* **WORK ORDER**:
Everything in the data below is to be reproduced without any deviation.

* **DATA FOR THE TASK**:

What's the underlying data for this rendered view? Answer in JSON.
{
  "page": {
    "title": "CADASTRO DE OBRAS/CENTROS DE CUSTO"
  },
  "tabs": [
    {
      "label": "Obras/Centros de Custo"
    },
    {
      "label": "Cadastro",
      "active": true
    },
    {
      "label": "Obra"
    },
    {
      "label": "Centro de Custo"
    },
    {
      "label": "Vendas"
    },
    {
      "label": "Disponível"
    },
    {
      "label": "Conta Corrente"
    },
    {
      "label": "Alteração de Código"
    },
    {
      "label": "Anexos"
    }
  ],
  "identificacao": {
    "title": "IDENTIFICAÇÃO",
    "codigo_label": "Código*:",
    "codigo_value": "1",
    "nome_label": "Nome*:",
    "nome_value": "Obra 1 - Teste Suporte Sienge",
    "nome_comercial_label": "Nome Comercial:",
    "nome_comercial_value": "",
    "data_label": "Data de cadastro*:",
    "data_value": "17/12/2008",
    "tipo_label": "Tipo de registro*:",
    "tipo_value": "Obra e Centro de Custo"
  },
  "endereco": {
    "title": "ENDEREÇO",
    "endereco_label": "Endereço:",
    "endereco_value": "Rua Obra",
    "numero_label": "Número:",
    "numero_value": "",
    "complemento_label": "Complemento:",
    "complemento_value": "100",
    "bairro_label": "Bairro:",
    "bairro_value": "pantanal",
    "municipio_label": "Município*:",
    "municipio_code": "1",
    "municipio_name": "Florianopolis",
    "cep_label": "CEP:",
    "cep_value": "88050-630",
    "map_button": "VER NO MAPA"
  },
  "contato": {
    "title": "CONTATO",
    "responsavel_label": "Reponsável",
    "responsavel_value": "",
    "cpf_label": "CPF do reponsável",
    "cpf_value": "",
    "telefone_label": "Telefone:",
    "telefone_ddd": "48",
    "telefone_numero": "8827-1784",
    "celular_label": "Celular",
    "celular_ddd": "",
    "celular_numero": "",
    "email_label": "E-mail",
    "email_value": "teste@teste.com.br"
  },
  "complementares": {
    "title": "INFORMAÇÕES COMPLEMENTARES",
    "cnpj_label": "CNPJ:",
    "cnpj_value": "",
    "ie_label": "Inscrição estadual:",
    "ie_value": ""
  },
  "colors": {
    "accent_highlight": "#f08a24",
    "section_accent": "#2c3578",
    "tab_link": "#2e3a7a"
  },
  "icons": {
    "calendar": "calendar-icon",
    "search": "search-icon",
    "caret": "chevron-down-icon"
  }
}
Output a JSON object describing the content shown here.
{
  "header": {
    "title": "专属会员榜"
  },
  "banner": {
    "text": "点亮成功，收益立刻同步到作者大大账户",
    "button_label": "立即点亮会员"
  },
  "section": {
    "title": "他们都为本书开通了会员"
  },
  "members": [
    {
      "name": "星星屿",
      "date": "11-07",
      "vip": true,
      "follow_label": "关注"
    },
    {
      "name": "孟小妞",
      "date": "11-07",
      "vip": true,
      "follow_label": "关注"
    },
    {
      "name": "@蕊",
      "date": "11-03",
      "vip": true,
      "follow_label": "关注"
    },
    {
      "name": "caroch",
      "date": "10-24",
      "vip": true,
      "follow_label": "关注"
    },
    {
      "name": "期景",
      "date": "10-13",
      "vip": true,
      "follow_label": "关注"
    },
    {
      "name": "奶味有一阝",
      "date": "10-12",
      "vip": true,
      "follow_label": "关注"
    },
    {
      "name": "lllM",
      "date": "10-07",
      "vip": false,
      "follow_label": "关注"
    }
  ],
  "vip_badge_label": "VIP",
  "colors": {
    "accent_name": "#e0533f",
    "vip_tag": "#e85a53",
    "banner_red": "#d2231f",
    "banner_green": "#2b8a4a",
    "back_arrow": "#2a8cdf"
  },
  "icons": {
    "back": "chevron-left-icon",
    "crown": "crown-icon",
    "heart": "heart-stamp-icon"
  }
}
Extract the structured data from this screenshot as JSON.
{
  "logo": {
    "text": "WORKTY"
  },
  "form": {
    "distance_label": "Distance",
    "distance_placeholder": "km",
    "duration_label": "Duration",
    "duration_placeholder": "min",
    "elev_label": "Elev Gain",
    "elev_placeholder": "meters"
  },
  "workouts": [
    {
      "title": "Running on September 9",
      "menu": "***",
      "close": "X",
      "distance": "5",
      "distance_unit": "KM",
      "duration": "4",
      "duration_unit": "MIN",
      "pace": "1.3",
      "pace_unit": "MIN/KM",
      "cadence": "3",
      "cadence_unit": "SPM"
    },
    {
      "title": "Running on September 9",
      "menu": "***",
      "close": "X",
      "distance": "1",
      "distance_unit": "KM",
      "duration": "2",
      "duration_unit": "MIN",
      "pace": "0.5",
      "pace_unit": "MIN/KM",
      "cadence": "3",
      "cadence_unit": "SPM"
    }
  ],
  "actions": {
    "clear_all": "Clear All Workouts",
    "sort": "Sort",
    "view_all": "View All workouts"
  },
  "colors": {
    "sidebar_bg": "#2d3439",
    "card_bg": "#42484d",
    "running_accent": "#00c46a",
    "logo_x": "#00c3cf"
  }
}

* **OUTPUT OF THE TASK**:
What's the underlying data for this rendered view? Answer in JSON.
{
  "page": {
    "title": "CADASTRO DE OBRAS/CENTROS DE CUSTO"
  },
  "tabs": [
    {
      "label": "Obras/Centros de Custo"
    },
    {
      "label": "Cadastro",
      "active": true
    },
    {
      "label": "Obra"
    },
    {
      "label": "Centro de Custo"
    },
    {
      "label": "Vendas"
    },
    {
      "label": "Disponível"
    },
    {
      "label": "Conta Corrente"
    },
    {
      "label": "Alteração de Código"
    },
    {
      "label": "Anexos"
    }
  ],
  "identificacao": {
    "title": "IDENTIFICAÇÃO",
    "codigo_label": "Código*:",
    "codigo_value": "1",
    "nome_label": "Nome*:",
    "nome_value": "Obra 1 - Teste Suporte Sienge",
    "nome_comercial_label": "Nome Comercial:",
    "nome_comercial_value": "",
    "data_label": "Data de cadastro*:",
    "data_value": "17/12/2008",
    "tipo_label": "Tipo de registro*:",
    "tipo_value": "Obra e Centro de Custo"
  },
  "endereco": {
    "title": "ENDEREÇO",
    "endereco_label": "Endereço:",
    "endereco_value": "Rua Obra",
    "numero_label": "Número:",
    "numero_value": "",
    "complemento_label": "Complemento:",
    "complemento_value": "100",
    "bairro_label": "Bairro:",
    "bairro_value": "pantanal",
    "municipio_label": "Município*:",
    "municipio_code": "1",
    "municipio_name": "Florianopolis",
    "cep_label": "CEP:",
    "cep_value": "88050-630",
    "map_button": "VER NO MAPA"
  },
  "contato": {
    "title": "CONTATO",
    "responsavel_label": "Reponsável",
    "responsavel_value": "",
    "cpf_label": "CPF do reponsável",
    "cpf_value": "",
    "telefone_label": "Telefone:",
    "telefone_ddd": "48",
    "telefone_numero": "8827-1784",
    "celular_label": "Celular",
    "celular_ddd": "",
    "celular_numero": "",
    "email_label": "E-mail",
    "email_value": "teste@teste.com.br"
  },
  "complementares": {
    "title": "INFORMAÇÕES COMPLEMENTARES",
    "cnpj_label": "CNPJ:",
    "cnpj_value": "",
    "ie_label": "Inscrição estadual:",
    "ie_value": ""
  },
  "colors": {
    "accent_highlight": "#f08a24",
    "section_accent": "#2c3578",
    "tab_link": "#2e3a7a"
  },
  "icons": {
    "calendar": "calendar-icon",
    "search": "search-icon",
    "caret": "chevron-down-icon"
  }
}
Output a JSON object describing the content shown here.
{
  "header": {
    "title": "专属会员榜"
  },
  "banner": {
    "text": "点亮成功，收益立刻同步到作者大大账户",
    "button_label": "立即点亮会员"
  },
  "section": {
    "title": "他们都为本书开通了会员"
  },
  "members": [
    {
      "name": "星星屿",
      "date": "11-07",
      "vip": true,
      "follow_label": "关注"
    },
    {
      "name": "孟小妞",
      "date": "11-07",
      "vip": true,
      "follow_label": "关注"
    },
    {
      "name": "@蕊",
      "date": "11-03",
      "vip": true,
      "follow_label": "关注"
    },
    {
      "name": "caroch",
      "date": "10-24",
      "vip": true,
      "follow_label": "关注"
    },
    {
      "name": "期景",
      "date": "10-13",
      "vip": true,
      "follow_label": "关注"
    },
    {
      "name": "奶味有一阝",
      "date": "10-12",
      "vip": true,
      "follow_label": "关注"
    },
    {
      "name": "lllM",
      "date": "10-07",
      "vip": false,
      "follow_label": "关注"
    }
  ],
  "vip_badge_label": "VIP",
  "colors": {
    "accent_name": "#e0533f",
    "vip_tag": "#e85a53",
    "banner_red": "#d2231f",
    "banner_green": "#2b8a4a",
    "back_arrow": "#2a8cdf"
  },
  "icons": {
    "back": "chevron-left-icon",
    "crown": "crown-icon",
    "heart": "heart-stamp-icon"
  }
}
Extract the structured data from this screenshot as JSON.
{
  "logo": {
    "text": "WORKTY"
  },
  "form": {
    "distance_label": "Distance",
    "distance_placeholder": "km",
    "duration_label": "Duration",
    "duration_placeholder": "min",
    "elev_label": "Elev Gain",
    "elev_placeholder": "meters"
  },
  "workouts": [
    {
      "title": "Running on September 9",
      "menu": "***",
      "close": "X",
      "distance": "5",
      "distance_unit": "KM",
      "duration": "4",
      "duration_unit": "MIN",
      "pace": "1.3",
      "pace_unit": "MIN/KM",
      "cadence": "3",
      "cadence_unit": "SPM"
    },
    {
      "title": "Running on September 9",
      "menu": "***",
      "close": "X",
      "distance": "1",
      "distance_unit": "KM",
      "duration": "2",
      "duration_unit": "MIN",
      "pace": "0.5",
      "pace_unit": "MIN/KM",
      "cadence": "3",
      "cadence_unit": "SPM"
    }
  ],
  "actions": {
    "clear_all": "Clear All Workouts",
    "sort": "Sort",
    "view_all": "View All workouts"
  },
  "colors": {
    "sidebar_bg": "#2d3439",
    "card_bg": "#42484d",
    "running_accent": "#00c46a",
    "logo_x": "#00c3cf"
  }
}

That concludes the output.